So – in Missouri, take your choice – the Rasmussen poll that has Republican Jim Talent up by 1, or the SurveyUSA poll that has Democrat Claire McCaskill up by 9.
Two polls, conducted by two respected organizations around the same time, two starkly different results. (The SurveyUSA poll shows a 25 point swing among independents from Talent to McCaskill in the span of a month.)
It's possible that McCaskill is up by a few at this moment, and the two polls represent either side of the margin of error. But what are the odds of Survey USA's sample giving McCaskill her best possible positioning, and what are the odds of Rasmussen giving Talent his best possible position?
As I’ve mentioned from time to time, I have a theory that the traditional system of telephone polling is broken. I suspect that caller ID, cell-phone only homes, the general public’s busier lifestyle (who has time to spend a half hour answering a pollster’s questions?), suspicion of pollsters and the media, the spread of push-polling and a host of other factors have come together to make it nearly impossible to get a good representative sample.
(This, of course, presumes all the polls we read are actually conducted. As we saw, one pollster recently pled guilty to making up results.)
I’m hearing I’m not alone in that assessment; apparently in polling circles, there’s some discussion that phone polling is nowhere near as accurate as it used to be. But where I had wondered if this meant samples were underestimating GOP turnout, a respected Smart Washington Guy recently suggested to me that the polls could be wrong in any direction. The Republicans could be doing even worse than the polls show.
UPDATE: Kudos to Constituent Dynamics for showing the world their response rates in the House races they polled. Looks like the response rate ranged from 20.5 percent to 21.4 percent.
This appears lower than the traditional 30 percent or so. (That's measuring who answers the phone.)
The cooperation rate - who actually answers the questions - ranged from 28.1 percent to 42.8 percent.
So I'm sure Constituent Dynamics is doing the best they can, putting together the best sampling they can. But according to my calculations, they're still working with data from 5.7 percent to 9.1 percent of the people they call. Maybe it's a representative sample, maybe it isn't.
IMPORTANT UPDATE: Bill Broadhead of Constituent Dynamics writes in, saying that the total response rate should not be calculated by taking the response rate and multiplying that by the cooperation rate. The response rate in the first column indicates Response Rate 1, or the minimum response rate, which is:
the number of complete interviews divided by the number of interviews (complete plus partial) plus the number of non-interviews (refusal and break-off plus non-contacts plus others) plus all cases of unknown eligibility (unknown if housing unit, plus unknown, other).
Over on the other side of the page, the cooperation rates do not represent a percentage of the previous sample. They represent the response rate, with certain categories weeded out, like cases of "non-contact" (phone doesn't connect, I guess?) or where it is unknown if the household is occupied, or "unknown other." For example:

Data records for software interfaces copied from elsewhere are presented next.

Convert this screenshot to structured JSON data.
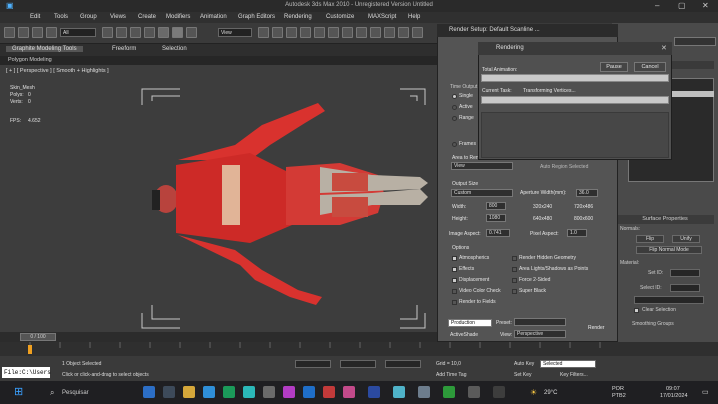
{
  "window": {
    "title": "Autodesk 3ds Max  2010   - Unregistered Version      Untitled"
  },
  "menu": [
    "Edit",
    "Tools",
    "Group",
    "Views",
    "Create",
    "Modifiers",
    "Animation",
    "Graph Editors",
    "Rendering",
    "Customize",
    "MAXScript",
    "Help"
  ],
  "toolbar": {
    "select_filter": "All",
    "ref_coord": "View"
  },
  "ribbon": {
    "tabs": [
      "Graphite Modeling Tools",
      "Freeform",
      "Selection"
    ],
    "sub": "Polygon Modeling"
  },
  "viewport": {
    "label": "[ + ] [ Perspective ] [ Smooth + Highlights ]",
    "stats": {
      "object": "Skin_Mesh",
      "polys_label": "Polys:",
      "polys_value": "0",
      "verts_label": "Verts:",
      "verts_value": "0",
      "fps_label": "FPS:",
      "fps_value": "4.652"
    }
  },
  "time": {
    "position": "0 / 100"
  },
  "render_setup": {
    "title": "Render Setup: Default Scanline ...",
    "time_output": "Time Output",
    "options": [
      "Single",
      "Active",
      "Range",
      "Frames"
    ],
    "area_label": "Area to Render",
    "area_value": "View",
    "auto_region": "Auto Region Selected",
    "output_size": "Output Size",
    "size_preset": "Custom",
    "aperture_label": "Aperture Width(mm):",
    "aperture_value": "36.0",
    "width_label": "Width:",
    "width_value": "800",
    "height_label": "Height:",
    "height_value": "1080",
    "presets": [
      "320x240",
      "720x486",
      "640x480",
      "800x600"
    ],
    "image_aspect_label": "Image Aspect:",
    "image_aspect_value": "0.741",
    "pixel_aspect_label": "Pixel Aspect:",
    "pixel_aspect_value": "1.0",
    "options_header": "Options",
    "checks_left": [
      "Atmospherics",
      "Effects",
      "Displacement",
      "Video Color Check",
      "Render to Fields"
    ],
    "checks_right": [
      "Render Hidden Geometry",
      "Area Lights/Shadows as Points",
      "Force 2-Sided",
      "Super Black"
    ],
    "mode": "Production",
    "preset_label": "Preset:",
    "activeshade": "ActiveShade",
    "view_label": "View:",
    "view_value": "Perspective",
    "render_btn": "Render"
  },
  "progress": {
    "title": "Rendering",
    "total_label": "Total Animation:",
    "current_label": "Current Task:",
    "current_value": "Transforming Vertices...",
    "pause": "Pause",
    "cancel": "Cancel",
    "total_fraction": 0.0,
    "current_fraction": 0.0
  },
  "cmdpanel": {
    "surface_props": "Surface Properties",
    "normals": "Normals:",
    "flip": "Flip",
    "unify": "Unify",
    "flip_normal_mode": "Flip Normal Mode",
    "material": "Material:",
    "set_id": "Set ID:",
    "select_id": "Select ID:",
    "clear_selection": "Clear Selection",
    "smoothing_groups": "Smoothing Groups"
  },
  "status": {
    "selected": "1 Object Selected",
    "prompt": "Click or click-and-drag to select objects",
    "grid": "Grid = 10,0",
    "add_time_tag": "Add Time Tag",
    "auto_key": "Auto Key",
    "selected_dd": "Selected",
    "set_key": "Set Key",
    "key_filters": "Key Filters...",
    "cmd_input": "File:C:\\Users"
  },
  "taskbar": {
    "search": "Pesquisar",
    "weather": "29°C",
    "lang": "POR",
    "layout": "PTB2",
    "time": "09:07",
    "date": "17/01/2024"
  }
}
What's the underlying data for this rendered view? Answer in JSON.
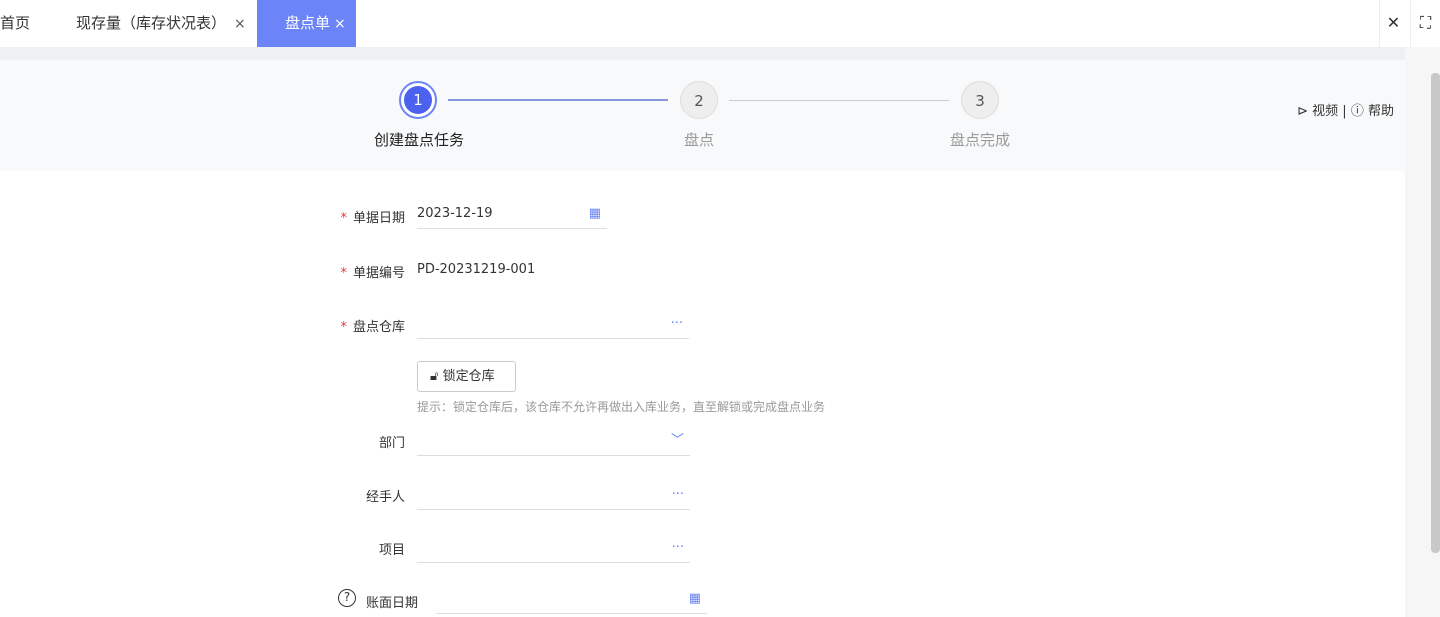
{
  "tabs": [
    {
      "label": "首页"
    },
    {
      "label": "现存量（库存状况表）",
      "close": "×"
    },
    {
      "label": "盘点单",
      "close": "×",
      "active": true
    }
  ],
  "window": {
    "close": "✕",
    "fullscreen": "⛶"
  },
  "steps": [
    {
      "num": "1",
      "label": "创建盘点任务"
    },
    {
      "num": "2",
      "label": "盘点"
    },
    {
      "num": "3",
      "label": "盘点完成"
    }
  ],
  "help": {
    "video": "视频",
    "separator": "|",
    "help": "帮助"
  },
  "form": {
    "required_mark": "*",
    "date": {
      "label": "单据日期",
      "value": "2023-12-19"
    },
    "number": {
      "label": "单据编号",
      "value": "PD-20231219-001"
    },
    "warehouse": {
      "label": "盘点仓库",
      "value": ""
    },
    "lock_button": "锁定仓库",
    "hint": "提示：锁定仓库后，该仓库不允许再做出入库业务，直至解锁或完成盘点业务",
    "department": {
      "label": "部门",
      "value": ""
    },
    "handler": {
      "label": "经手人",
      "value": ""
    },
    "project": {
      "label": "项目",
      "value": ""
    },
    "book_date": {
      "label": "账面日期",
      "value": ""
    }
  },
  "colors": {
    "accent": "#6b84f7",
    "step_active": "#4a62ee",
    "required": "#e53935"
  }
}
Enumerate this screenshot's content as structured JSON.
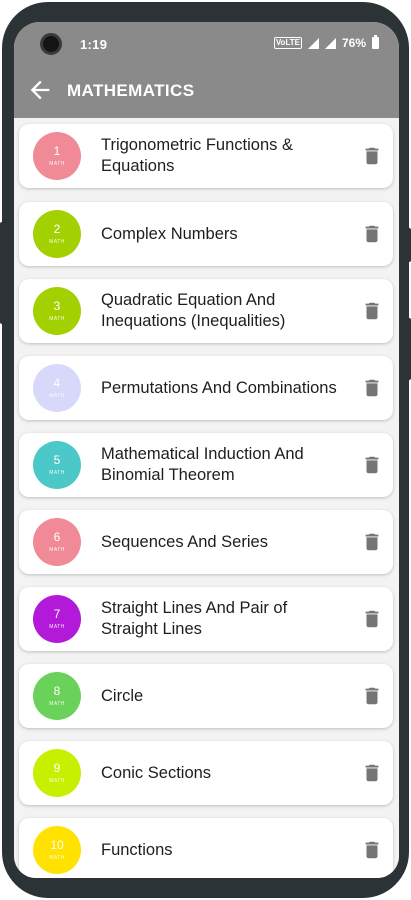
{
  "status_bar": {
    "time": "1:19",
    "network": "VoLTE",
    "battery": "76%"
  },
  "app_bar": {
    "title": "MATHEMATICS"
  },
  "chapters": [
    {
      "number": "1",
      "tag": "MATH",
      "title": "Trigonometric Functions & Equations",
      "color": "#f08a96"
    },
    {
      "number": "2",
      "tag": "MATH",
      "title": "Complex Numbers",
      "color": "#a3d000"
    },
    {
      "number": "3",
      "tag": "MATH",
      "title": "Quadratic Equation And Inequations (Inequalities)",
      "color": "#a3d000"
    },
    {
      "number": "4",
      "tag": "MATH",
      "title": "Permutations And Combinations",
      "color": "#d8d8fb"
    },
    {
      "number": "5",
      "tag": "MATH",
      "title": "Mathematical Induction And Binomial Theorem",
      "color": "#4cc8c8"
    },
    {
      "number": "6",
      "tag": "MATH",
      "title": "Sequences And Series",
      "color": "#f08a96"
    },
    {
      "number": "7",
      "tag": "MATH",
      "title": "Straight Lines And Pair of Straight Lines",
      "color": "#b219d8"
    },
    {
      "number": "8",
      "tag": "MATH",
      "title": "Circle",
      "color": "#6ad25a"
    },
    {
      "number": "9",
      "tag": "MATH",
      "title": "Conic Sections",
      "color": "#c6f000"
    },
    {
      "number": "10",
      "tag": "MATH",
      "title": "Functions",
      "color": "#ffe200"
    }
  ],
  "icons": {
    "back": "arrow-left-icon",
    "delete": "trash-icon"
  }
}
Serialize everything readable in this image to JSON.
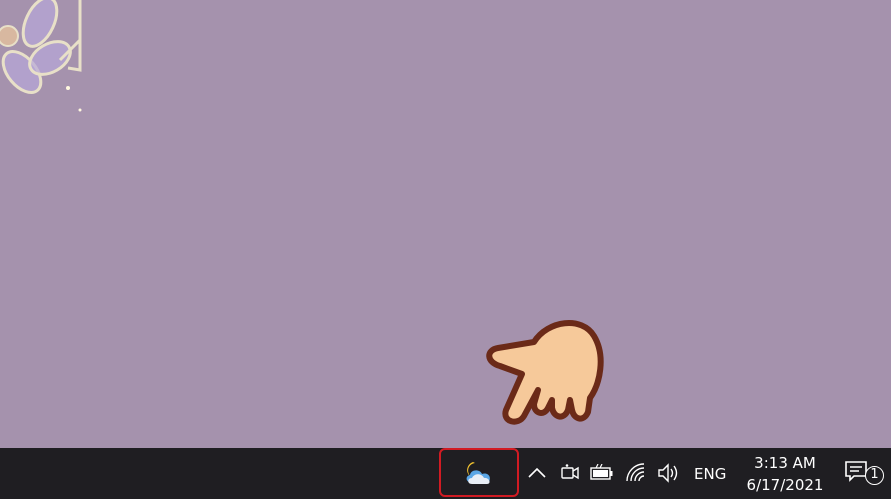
{
  "desktop": {
    "background_color": "#a592ad",
    "wallpaper_decoration": "flower-icon",
    "pointer": "pointing-hand-icon"
  },
  "taskbar": {
    "background_color": "#1f1e22",
    "weather_widget": {
      "icon": "partly-cloudy-night-icon",
      "highlight_color": "#d11b23"
    },
    "tray": {
      "icons": [
        "chevron-up-icon",
        "camera-icon",
        "battery-icon",
        "wifi-icon",
        "volume-icon"
      ],
      "language": "ENG"
    },
    "clock": {
      "time": "3:13 AM",
      "date": "6/17/2021"
    },
    "notifications": {
      "icon": "action-center-icon",
      "count": "1"
    }
  }
}
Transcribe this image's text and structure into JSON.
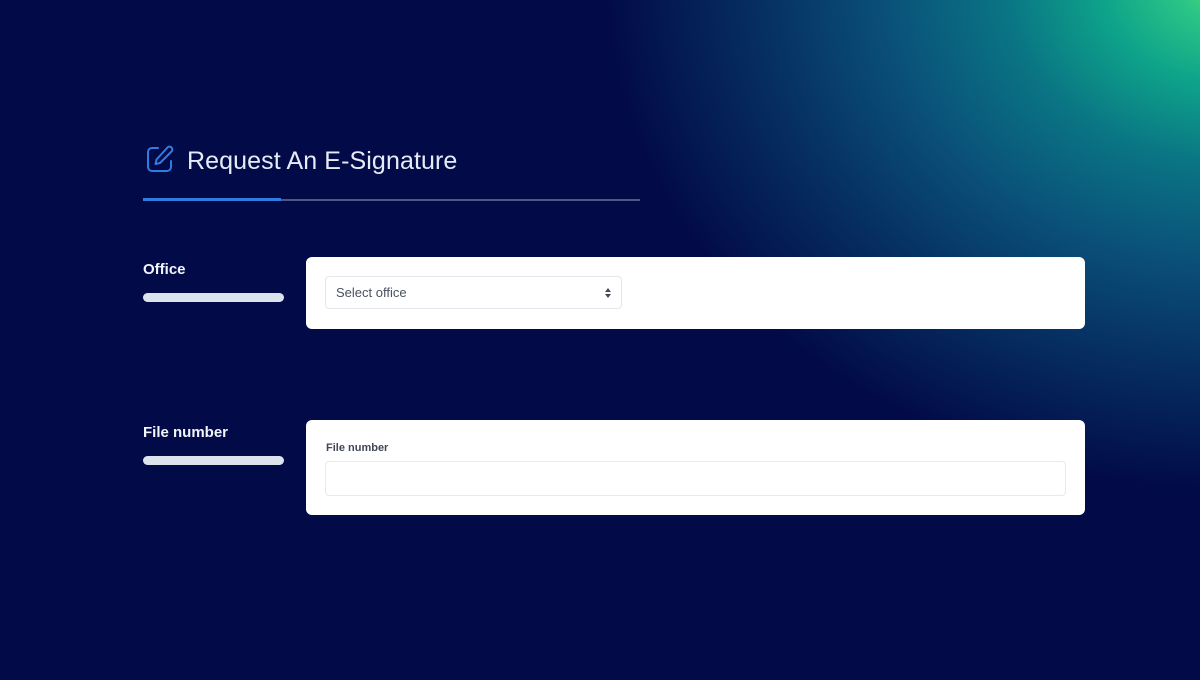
{
  "page": {
    "title": "Request An E-Signature",
    "title_icon": "edit-icon",
    "accent_color": "#2f7de1"
  },
  "office": {
    "label": "Office",
    "select_placeholder": "Select office",
    "select_icon": "sort-arrows-icon"
  },
  "file_number": {
    "label": "File number",
    "field_label": "File number",
    "value": "",
    "placeholder": ""
  }
}
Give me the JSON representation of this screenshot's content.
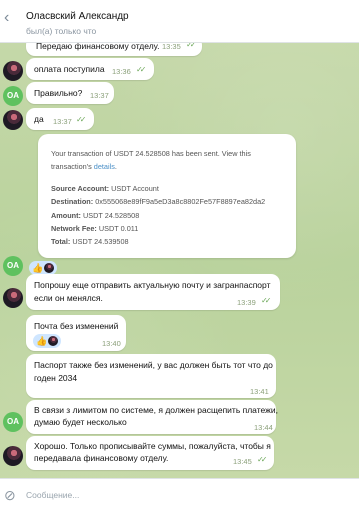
{
  "header": {
    "contact_name": "Оласвский Александр",
    "status": "был(а) только что"
  },
  "messages": {
    "m1": {
      "text": "Передаю финансовому отделу.",
      "time": "13:35"
    },
    "m2": {
      "text": "оплата поступила",
      "time": "13:36"
    },
    "m3": {
      "text": "Правильно?",
      "time": "13:37"
    },
    "m4": {
      "text": "да",
      "time": "13:37"
    },
    "m5": {
      "line1": "Попрошу еще отправить актуальную почту и загранпаспорт",
      "line2": "если он менялся.",
      "time": "13:39"
    },
    "m6": {
      "text": "Почта без изменений",
      "time": "13:40"
    },
    "m7": {
      "line1": "Паспорт также без изменений, у вас должен быть тот что до",
      "line2": "годен 2034",
      "time": "13:41"
    },
    "m8": {
      "line1": "В связи з лимитом по системе, я должен расщепить платежи,",
      "line2": "думаю будет несколько",
      "time": "13:44"
    },
    "m9": {
      "line1": "Хорошо. Только прописывайте суммы, пожалуйста, чтобы я",
      "line2": "передавала финансовому отделу.",
      "time": "13:45"
    }
  },
  "card": {
    "line1": "Your transaction of USDT 24.528508 has been sent. View this",
    "line2_pre": "transaction's ",
    "line2_link": "details",
    "line2_post": ".",
    "source_key": "Source Account:",
    "source_val": "USDT Account",
    "dest_key": "Destination:",
    "dest_val": "0x555068e89fF9a5eD3a8c8802Fe57F8897ea82da2",
    "amount_key": "Amount:",
    "amount_val": "USDT 24.528508",
    "fee_key": "Network Fee:",
    "fee_val": "USDT 0.011",
    "total_key": "Total:",
    "total_val": "USDT 24.539508"
  },
  "avatars": {
    "oa_initials": "OA"
  },
  "reactions": {
    "thumb": "👍"
  },
  "composer": {
    "placeholder": "Сообщение..."
  },
  "icons": [
    "back-arrow-icon",
    "double-check-icon",
    "paperclip-icon",
    "thumbs-up-icon"
  ],
  "colors": {
    "chat_bg": "#c5d8a9",
    "check": "#6da85a",
    "avatar_green": "#5fc15f",
    "link": "#4a8fc7"
  }
}
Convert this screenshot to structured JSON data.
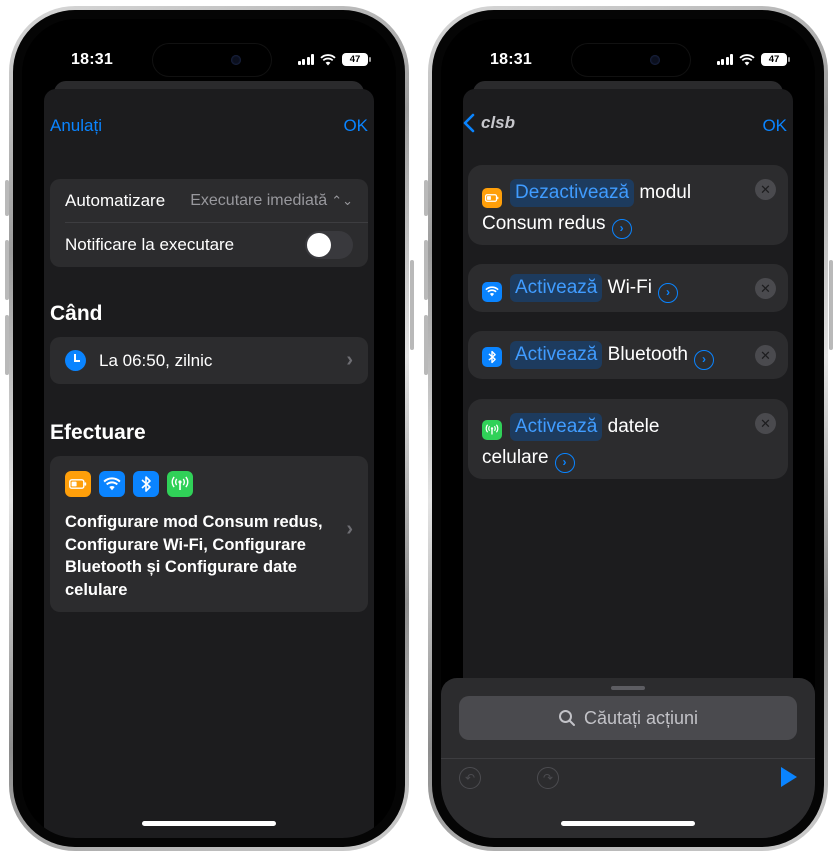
{
  "status": {
    "time": "18:31",
    "battery": "47"
  },
  "left": {
    "nav": {
      "cancel": "Anulați",
      "ok": "OK"
    },
    "settings": {
      "automation_label": "Automatizare",
      "automation_value": "Executare imediată",
      "notify_label": "Notificare la executare",
      "notify_on": false
    },
    "when": {
      "title": "Când",
      "schedule": "La 06:50, zilnic"
    },
    "perform": {
      "title": "Efectuare",
      "icons": [
        "low-power-battery-icon",
        "wifi-icon",
        "bluetooth-icon",
        "cellular-antenna-icon"
      ],
      "summary": "Configurare mod Consum redus, Configurare Wi-Fi, Configurare Bluetooth și Configurare date celulare"
    }
  },
  "right": {
    "nav": {
      "title": "clsb",
      "ok": "OK"
    },
    "actions": [
      {
        "icon": "low-power-battery-icon",
        "color": "#ff9f0a",
        "verb": "Dezactivează",
        "text_a": "modul",
        "text_b": "Consum redus"
      },
      {
        "icon": "wifi-icon",
        "color": "#0a84ff",
        "verb": "Activează",
        "text_a": "Wi-Fi"
      },
      {
        "icon": "bluetooth-icon",
        "color": "#0a84ff",
        "verb": "Activează",
        "text_a": "Bluetooth"
      },
      {
        "icon": "cellular-antenna-icon",
        "color": "#30d158",
        "verb": "Activează",
        "text_a": "datele",
        "text_b": "celulare"
      }
    ],
    "search_placeholder": "Căutați acțiuni"
  },
  "colors": {
    "accent": "#0a84ff",
    "battery_orange": "#ff9f0a",
    "cellular_green": "#30d158"
  }
}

Cooperation Rate 1 (COOP1), or the minimum cooperation rate, is the number of complete interviews divided by the number of interviews (complete plus partial) plus the number of non-interviews that involve the identification of and contact with an eligible respondent (refusal and break-off plus other).
Formulas for both these rates and other rates can be found from the American Association of Public Opinion Research.
I regret the error, which was spurred by the outlandish assumption that the response rate represented the percentage that responded and that the cooperation rate represented the percentage that cooperated.
The good news for pollsters is that my assessment of 5 to 10 percent was too low; the question is, is a 20 to 21 percent response rate enough to get a good sense of the electorate?
Bill also has a bone to pick with the Mystery Pollster's comment that the standard response rate is about 30 percent. Hmmm. Perhaps Constituent Dynamics' response rate is actually one of the better in the business...